A pair of Native American tribes currently operate Minnesota's only recreational marijuana dispensaries.

The Red Lake Nation, a federally recognized sovereign nation covering nearly 1,300 square miles, opened its NativeCare dispensary on Aug. 1 last year — the effective date of Minnesota's full legalization bill. The White Earth Nation opened its own dispensary, Waabigwan Mashkiki, days later in Mahnomen.

Both dispensaries are more than 230 miles northwest of the Twin Cities, or a three-hour drive from the metro.

The Prairie Island Indian Community plans to open a third cannabis dispensary in Goodhue County this year. But that operation, about 45 miles southeast of Minneapolis, won't go live until summer.

Bars and breweries step in with THC-infused drinks

Many Minnesota breweries have embraced THC-infused drinks since the 2022 law went into effect, offering a variety of tinctures, sodas and seltzers. These products contain hemp-derived THC. The current legal limit is 5 milligrams per serving and no more than 50 mg per package. Some beverages contain more than one serving per can.

Here is a small sample of products available in the Twin Cities:

Modist Brewing in North Minneapolis offers several options, from a 4-milligram apple, lemon and ginger concoction to a 10-milligram tangerine seltzer. The Ericsson neighborhood's Venn Brewing Co. has also jumped on the THC train. The brewery produces a 5-milligram tonic and a 10-milligram variant as well.

At least one eatery has also dabbled in specialty THC beverages. Hi Flora, a vegan restaurant that took over the former Common Roots Cafe space on Lyndale Avenue, sells tinctures ranging from a 5-milligram bottle of Cloud 9 for $8 or a 50-milligram bottle for $44. Patrons can add the tincture to their food and drink or purchase canned THC beverages as well.

Several specialty stores also offer gummies, chocolates and other THC-infused treats. Highnorth Dispensary has three locations in the metro area — one each in Cottage Grove, Inver Grove Heights and Uptown Minneapolis. Hemp House also operates stores in Minneapolis, St. Paul and Richfield.
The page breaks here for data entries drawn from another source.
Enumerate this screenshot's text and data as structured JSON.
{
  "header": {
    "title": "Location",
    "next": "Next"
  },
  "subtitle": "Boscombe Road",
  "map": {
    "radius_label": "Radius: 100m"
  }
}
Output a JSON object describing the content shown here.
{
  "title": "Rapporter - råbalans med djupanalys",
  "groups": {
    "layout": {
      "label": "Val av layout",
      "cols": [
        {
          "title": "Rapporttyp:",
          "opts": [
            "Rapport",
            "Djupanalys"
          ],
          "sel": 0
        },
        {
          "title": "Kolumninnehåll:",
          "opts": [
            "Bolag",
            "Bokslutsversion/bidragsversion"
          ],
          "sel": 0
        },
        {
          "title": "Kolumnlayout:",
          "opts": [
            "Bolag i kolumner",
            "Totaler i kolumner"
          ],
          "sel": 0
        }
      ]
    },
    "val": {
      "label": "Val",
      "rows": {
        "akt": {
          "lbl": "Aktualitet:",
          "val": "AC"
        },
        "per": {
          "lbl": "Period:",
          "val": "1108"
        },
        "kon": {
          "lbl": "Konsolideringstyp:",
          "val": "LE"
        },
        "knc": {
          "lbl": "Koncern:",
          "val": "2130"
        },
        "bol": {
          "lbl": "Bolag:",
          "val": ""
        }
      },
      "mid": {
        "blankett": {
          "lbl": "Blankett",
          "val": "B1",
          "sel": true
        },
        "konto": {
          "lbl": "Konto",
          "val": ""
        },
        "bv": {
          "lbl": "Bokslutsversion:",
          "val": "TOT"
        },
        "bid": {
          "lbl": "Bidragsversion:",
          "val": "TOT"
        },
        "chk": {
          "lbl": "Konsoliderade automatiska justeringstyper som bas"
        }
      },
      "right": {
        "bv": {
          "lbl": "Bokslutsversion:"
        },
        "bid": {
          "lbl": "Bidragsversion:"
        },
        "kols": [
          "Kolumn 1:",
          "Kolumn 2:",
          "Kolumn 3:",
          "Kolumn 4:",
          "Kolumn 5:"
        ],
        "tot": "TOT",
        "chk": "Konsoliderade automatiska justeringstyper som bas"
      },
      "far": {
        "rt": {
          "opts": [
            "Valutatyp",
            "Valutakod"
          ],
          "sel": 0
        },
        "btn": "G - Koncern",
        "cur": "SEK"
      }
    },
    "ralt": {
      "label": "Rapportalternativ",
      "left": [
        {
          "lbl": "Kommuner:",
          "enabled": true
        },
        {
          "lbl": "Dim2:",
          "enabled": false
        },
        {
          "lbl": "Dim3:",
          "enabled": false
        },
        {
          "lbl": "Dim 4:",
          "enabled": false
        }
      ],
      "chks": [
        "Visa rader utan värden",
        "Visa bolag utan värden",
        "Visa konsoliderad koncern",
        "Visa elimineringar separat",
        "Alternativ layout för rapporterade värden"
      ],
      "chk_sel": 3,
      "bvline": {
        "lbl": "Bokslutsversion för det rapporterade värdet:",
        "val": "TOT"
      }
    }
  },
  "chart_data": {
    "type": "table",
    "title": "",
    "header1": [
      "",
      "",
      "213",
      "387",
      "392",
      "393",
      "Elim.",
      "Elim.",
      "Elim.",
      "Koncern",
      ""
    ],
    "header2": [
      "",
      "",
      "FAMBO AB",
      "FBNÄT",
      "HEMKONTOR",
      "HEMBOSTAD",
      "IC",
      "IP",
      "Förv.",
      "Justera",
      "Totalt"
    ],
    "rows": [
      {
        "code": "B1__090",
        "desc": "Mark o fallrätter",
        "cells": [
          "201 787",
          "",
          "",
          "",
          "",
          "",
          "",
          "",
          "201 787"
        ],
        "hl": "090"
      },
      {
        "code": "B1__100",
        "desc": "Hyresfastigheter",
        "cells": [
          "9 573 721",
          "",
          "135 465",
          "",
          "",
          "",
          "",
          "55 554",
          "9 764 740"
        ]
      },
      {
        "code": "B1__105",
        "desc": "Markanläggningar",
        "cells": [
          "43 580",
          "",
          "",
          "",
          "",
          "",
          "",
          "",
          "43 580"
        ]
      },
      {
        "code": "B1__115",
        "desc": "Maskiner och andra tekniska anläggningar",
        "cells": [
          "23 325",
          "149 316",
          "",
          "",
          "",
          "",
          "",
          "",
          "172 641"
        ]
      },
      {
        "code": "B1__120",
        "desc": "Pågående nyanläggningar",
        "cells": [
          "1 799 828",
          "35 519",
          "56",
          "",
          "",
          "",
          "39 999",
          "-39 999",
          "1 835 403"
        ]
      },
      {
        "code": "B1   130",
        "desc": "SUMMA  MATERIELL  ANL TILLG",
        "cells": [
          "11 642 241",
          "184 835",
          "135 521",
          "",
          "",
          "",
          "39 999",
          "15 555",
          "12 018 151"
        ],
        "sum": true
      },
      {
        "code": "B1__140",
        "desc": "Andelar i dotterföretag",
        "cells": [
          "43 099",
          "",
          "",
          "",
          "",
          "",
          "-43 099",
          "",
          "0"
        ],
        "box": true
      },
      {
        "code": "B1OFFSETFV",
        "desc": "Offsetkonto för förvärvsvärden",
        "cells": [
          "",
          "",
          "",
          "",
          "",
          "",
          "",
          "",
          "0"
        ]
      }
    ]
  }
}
A number of breweries and bars also sell edibles on-site.

Star Tribune staff writers Brooks Johnson and Ryan Faircloth contributed to this report.